Material for this task:
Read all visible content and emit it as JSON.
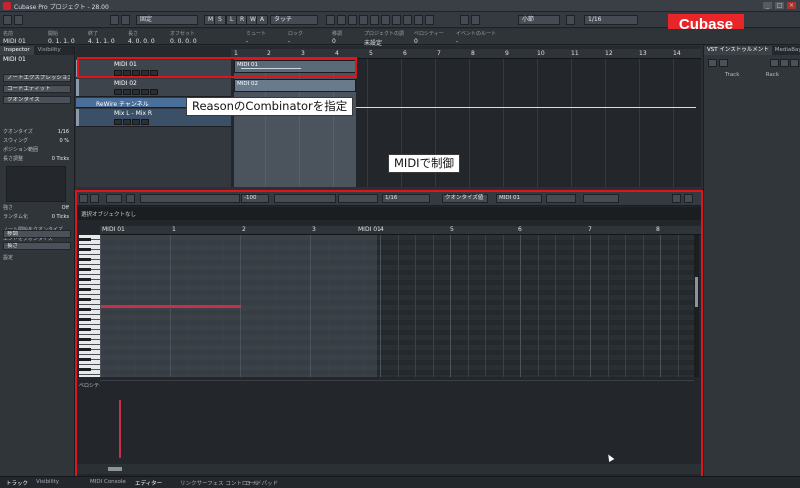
{
  "window": {
    "title": "Cubase Pro プロジェクト - 28.00",
    "controls": [
      "_",
      "□",
      "×"
    ]
  },
  "badge": {
    "text": "Cubase"
  },
  "toolbar": {
    "mode": "固定",
    "mode_buttons": [
      "M",
      "S",
      "L",
      "R",
      "W",
      "A"
    ],
    "touch": "タッチ",
    "grid_type": "小節",
    "quantize": "1/16"
  },
  "infoline": {
    "columns": [
      {
        "label": "名前",
        "value": "MIDI 01"
      },
      {
        "label": "開始",
        "value": "0. 1. 1. 0"
      },
      {
        "label": "終了",
        "value": "4. 1. 1. 0"
      },
      {
        "label": "長さ",
        "value": "4. 0. 0. 0"
      },
      {
        "label": "オフセット",
        "value": "0. 0. 0. 0"
      },
      {
        "label": "ミュート",
        "value": "-"
      },
      {
        "label": "ロック",
        "value": "-"
      },
      {
        "label": "移調",
        "value": "0"
      },
      {
        "label": "プロジェクトの調",
        "value": "未設定"
      },
      {
        "label": "ベロシティー",
        "value": "0"
      },
      {
        "label": "イベントのルート",
        "value": "-"
      }
    ]
  },
  "inspector": {
    "tabs": [
      "Inspector",
      "Visibility"
    ],
    "track_name": "MIDI 01",
    "sections": [
      "ノートエクスプレッション",
      "コードエディット",
      "クオンタイズ"
    ],
    "params": [
      {
        "label": "クオンタイズ",
        "value": "1/16"
      },
      {
        "label": "スウィング",
        "value": "0 %"
      },
      {
        "label": "ポジション範囲",
        "value": ""
      },
      {
        "label": "長さ調整",
        "value": "0 Ticks"
      },
      {
        "label": "強さ",
        "value": "Off"
      },
      {
        "label": "ランダム化",
        "value": "0 Ticks"
      }
    ],
    "bottom_items": [
      "ノート開始をクオンタイズ",
      "エンドをクオンタイズ",
      "クオンタイズを適用"
    ],
    "footer_sections": [
      "移調",
      "長さ",
      "設定"
    ]
  },
  "project": {
    "ruler_ticks": [
      "1",
      "2",
      "3",
      "4",
      "5",
      "6",
      "7",
      "8",
      "9",
      "10",
      "11",
      "12",
      "13",
      "14"
    ],
    "tracks": [
      {
        "name": "MIDI 01"
      },
      {
        "name": "MIDI 02"
      },
      {
        "name": "ReWire チャンネル"
      },
      {
        "name": "Mix L - Mix R"
      }
    ],
    "events": [
      {
        "label": "MIDI 01"
      },
      {
        "label": "MIDI 02"
      }
    ]
  },
  "right_panel": {
    "tabs": [
      "VST インストゥルメント",
      "MediaBay"
    ],
    "columns": [
      "Track",
      "Rack"
    ]
  },
  "editor": {
    "zoom_value": "-100",
    "quantize": "1/16",
    "quantize_preset": "クオンタイズ値",
    "part": "MIDI 01",
    "info_text": "選択オブジェクトなし",
    "ruler_ticks": [
      "MIDI 01",
      "1",
      "2",
      "3",
      "MIDI 01",
      "4",
      "5",
      "6",
      "7",
      "8"
    ],
    "velocity_label": "ベロシティー",
    "notes": [
      {
        "pitch_row": 14,
        "start_beat": 0.05,
        "length_beats": 2.0
      }
    ],
    "velocities": [
      {
        "beat": 0.05,
        "value": 0.75
      }
    ]
  },
  "annotations": {
    "combinator_callout": "ReasonのCombinatorを指定",
    "midi_callout": "MIDIで制御"
  },
  "bottom_tabs": [
    "トラック",
    "Visibility",
    "MIDI Console",
    "エディター",
    "リンクサーフェス コントロール",
    "コードパッド"
  ],
  "colors": {
    "annotation_red": "#e0141c",
    "note_color": "#c8304a",
    "badge_bg": "#e8262a"
  }
}
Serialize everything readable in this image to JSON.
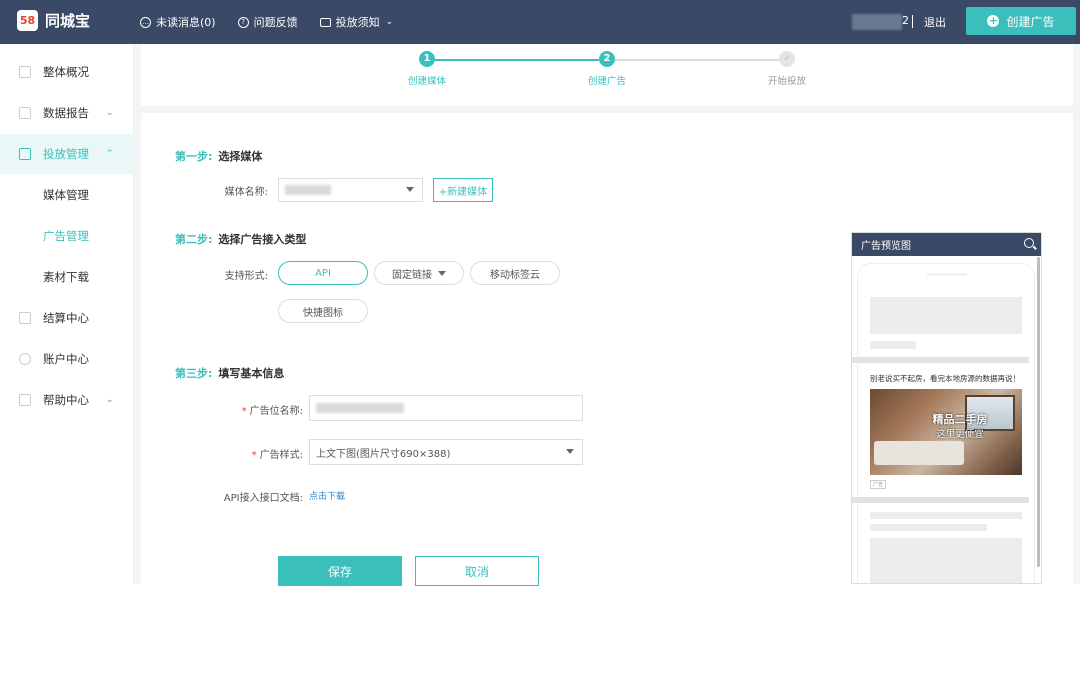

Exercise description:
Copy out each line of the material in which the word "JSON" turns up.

Answer for this exercise:
Read all visible content and emit it as JSON.
Serialize everything readable in this image to JSON.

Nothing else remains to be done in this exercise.